    Kal Penn brings #sexyface to the DNC

    Actors spotted on the convention floor this week:

    -- John Leguizamo. "Obama creates the egalitarian equal opportunity America that I love to be apart of and it made me who I am today."

    -- Alfre Woodard. "This president has been more active and accomplished more than any other president in this country."

    -- Tim Daley. "I think the fact that he's achieved what he has, which I don't want to underestimate because it is significant, is miraculous considering the opposition."

    -- Gabby Douglas, Olympic gold medalist , who led the DNC in the Pledge of Allegiance Wednesday.

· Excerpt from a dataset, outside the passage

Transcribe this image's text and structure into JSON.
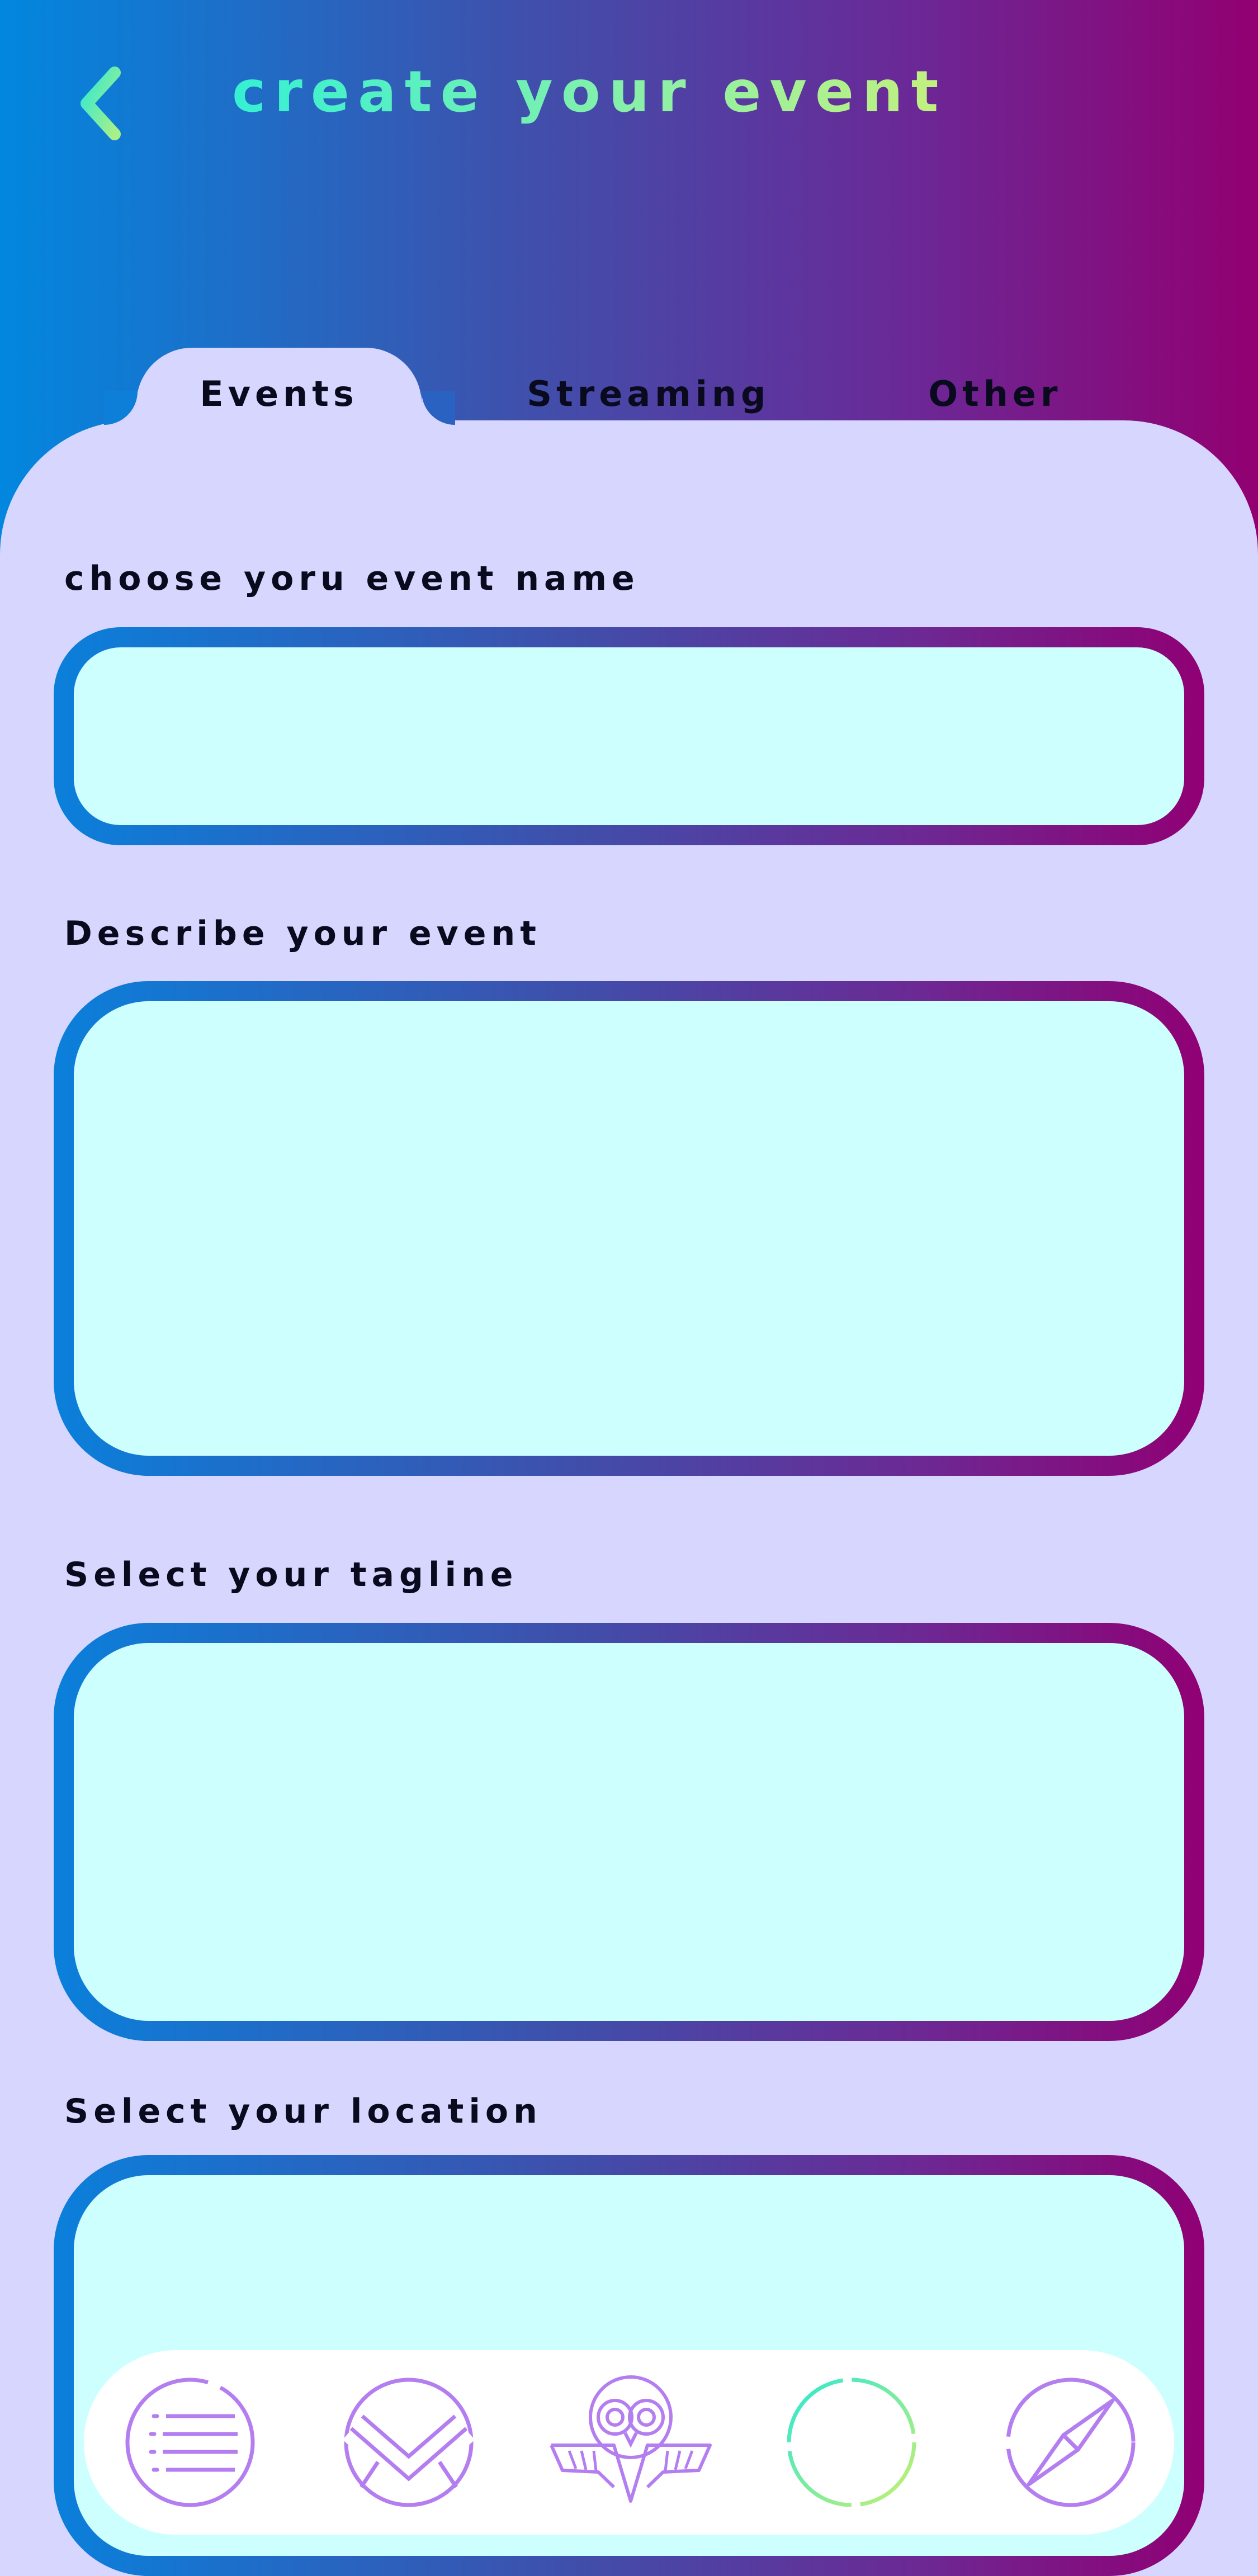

    The "Desperate Housewives" actress Eva Longoria sat down with Piers Morgan and discussed her role as an Obama surrogate. "I've been speaking to two big communities important to the president -- the women's community and the Latino community -- and so I will be speaking about those issues, a little narrative about my American Dream and how I'm living proof of that."

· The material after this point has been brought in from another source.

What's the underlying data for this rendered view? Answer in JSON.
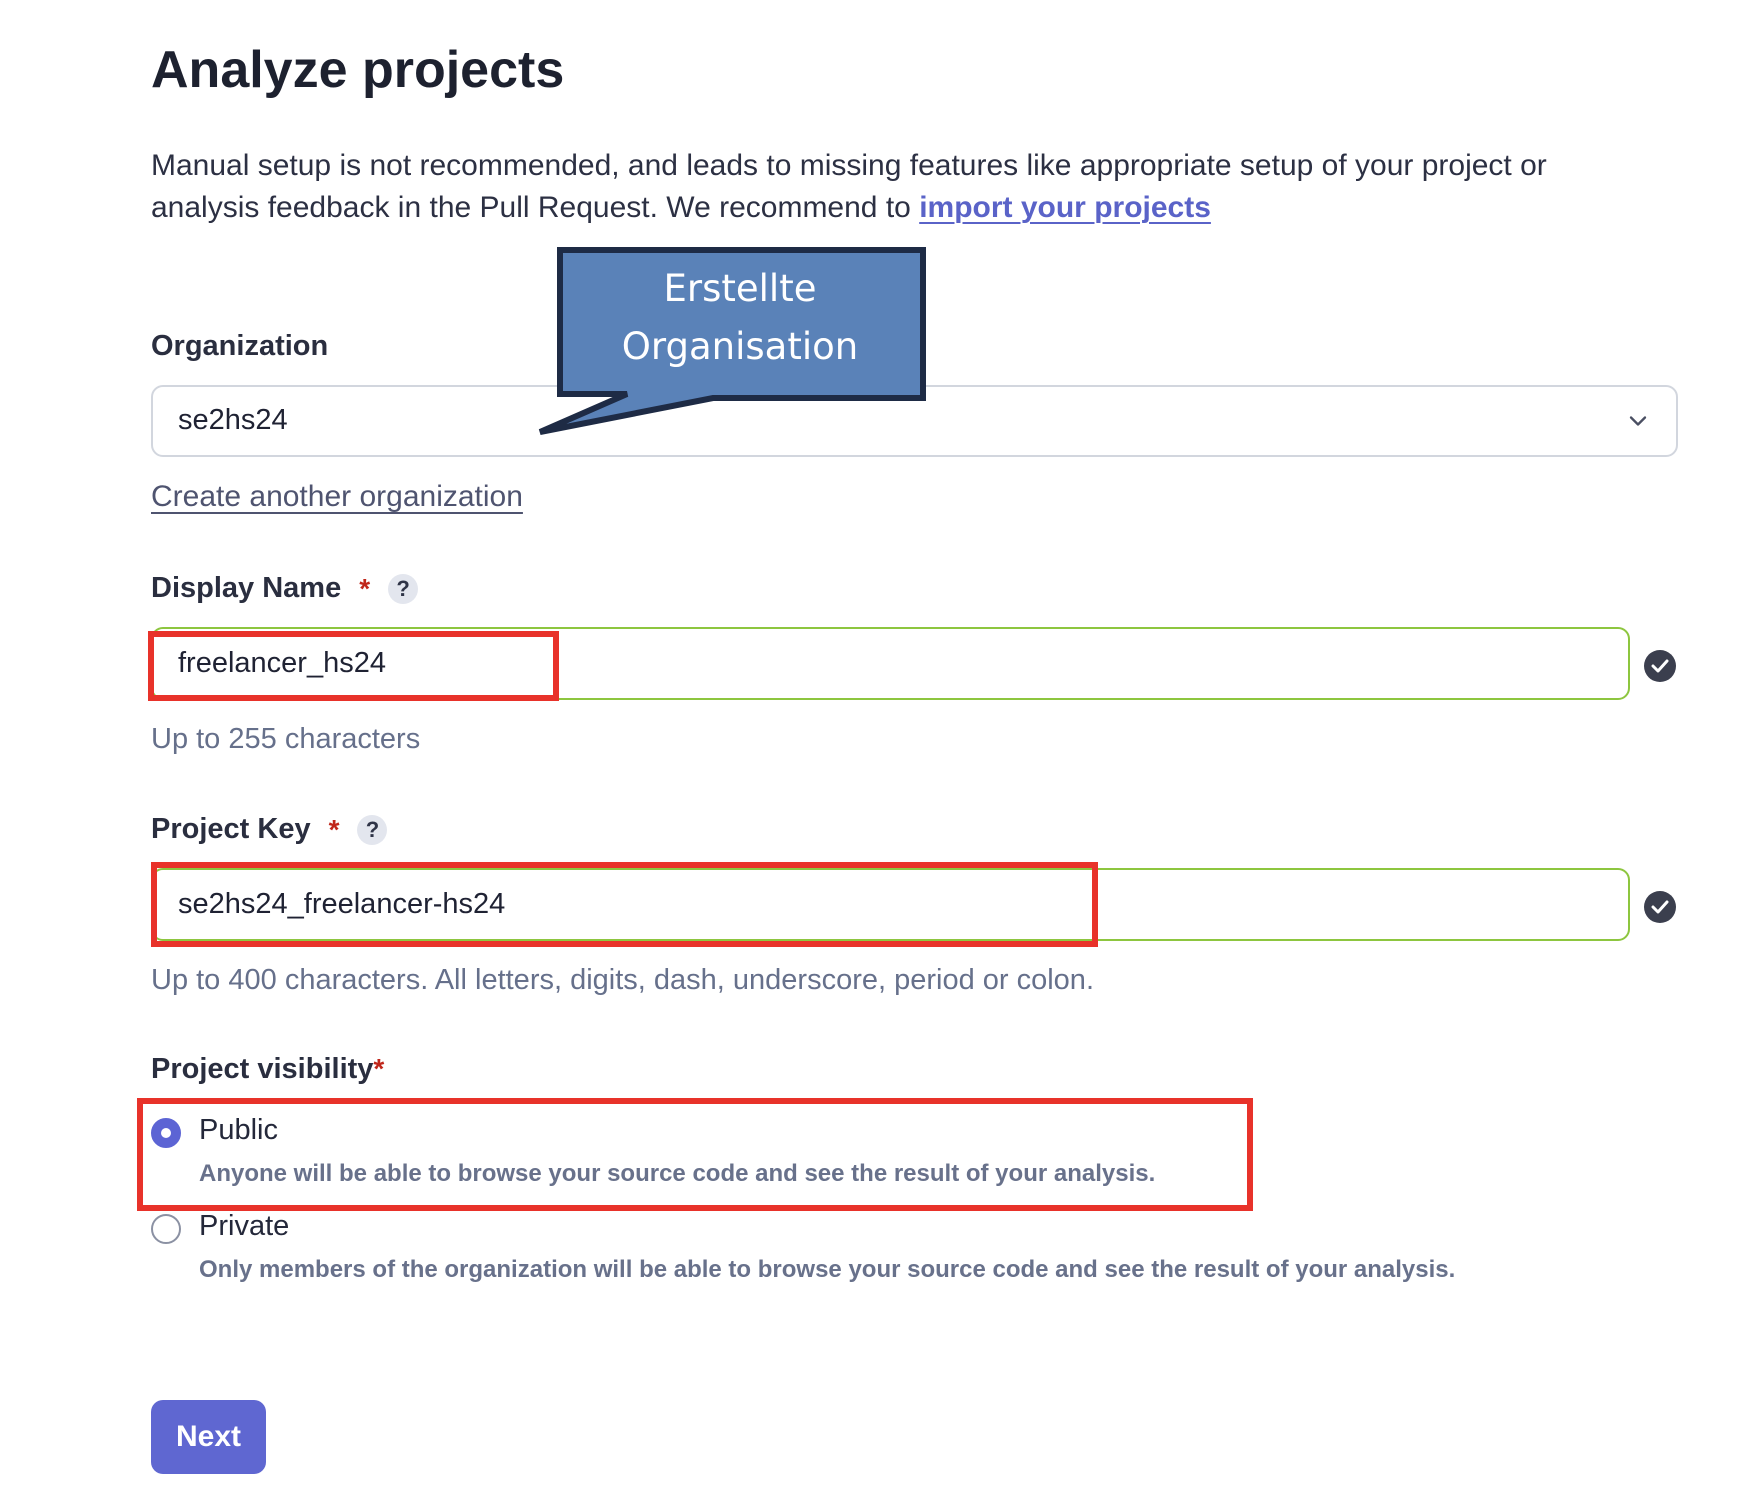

    Longoria hosted a party Wednesday night with a performance by Flo Rida.

    Spotted at the CNN Grill in Charlotte

    Other celebrities spotted around the DNC:

    -- Jeff Bridges

    -- Anthony Hamilton

    -- Ashley Judd

    -- John Legend

    -- Janelle Monae

    -- Perez Hilton

    -- Adrian Grenier

    -- Amber Riley

    -- Lynn Whitfield

        Election 2012

      • CHICAGO, IL - NOVEMBER 06:  U.S. President Barack Obama stands on stage with first lady Michelle Obama, U.S. Vice President Joe Biden and Dr. Jill Biden after his victory speech on election night at McCormick Place November 6, 2012 in Chicago, Illinois. Obama won reelection against Republican candidate, former Massachusetts Governor Mitt Romney.  (Photo by Chip Somodevilla/Getty Images)

        A black man is returning to the White House. Four years ago, it was a first, the breaking of a racial barrier. Tuesday night, it was history redux. And more.
      • CHICAGO, IL - NOVEMBER 06:  U.S. President Barack Obama stands on stage after his victory speech at McCormick Place November 6, 2012 in Chicago, Illinois. Obama won reelection against Republican candidate, former Massachusetts Governor Mitt Romney.  (Photo by Chip Somodevilla/Getty Images)

        The 2012 presidential election shattered spending records, further polarized a divided country and launched a thousand hashtags.
      • Even though voters indicated to pollsters that their financial situation is the same or worse than it was four years ago, they put their trust in the president.
      • US President Barack Obama addresses a crowd of supporters on stage on election night November 6, 2012 in Chicago, Illinois. President Barack Obama swept to re-election Tuesday, forging history again by transcending a slow economic recovery and the high unemployment which haunted his first term to beat Republican Mitt Romney. AFP PHOTO/Jewel Samad        (Photo credit should read JEWEL SAMAD/AFP/Getty Images)

        The president faces a long and familiar set of challenges after riding a wave of support from moderates, women and minorities to victory.
      • Republicans kept a lock on the U.S. House of Representatives, a crucial victory after the party failed to wrest away the presidency from Barack Obama and the Senate from the Democrats.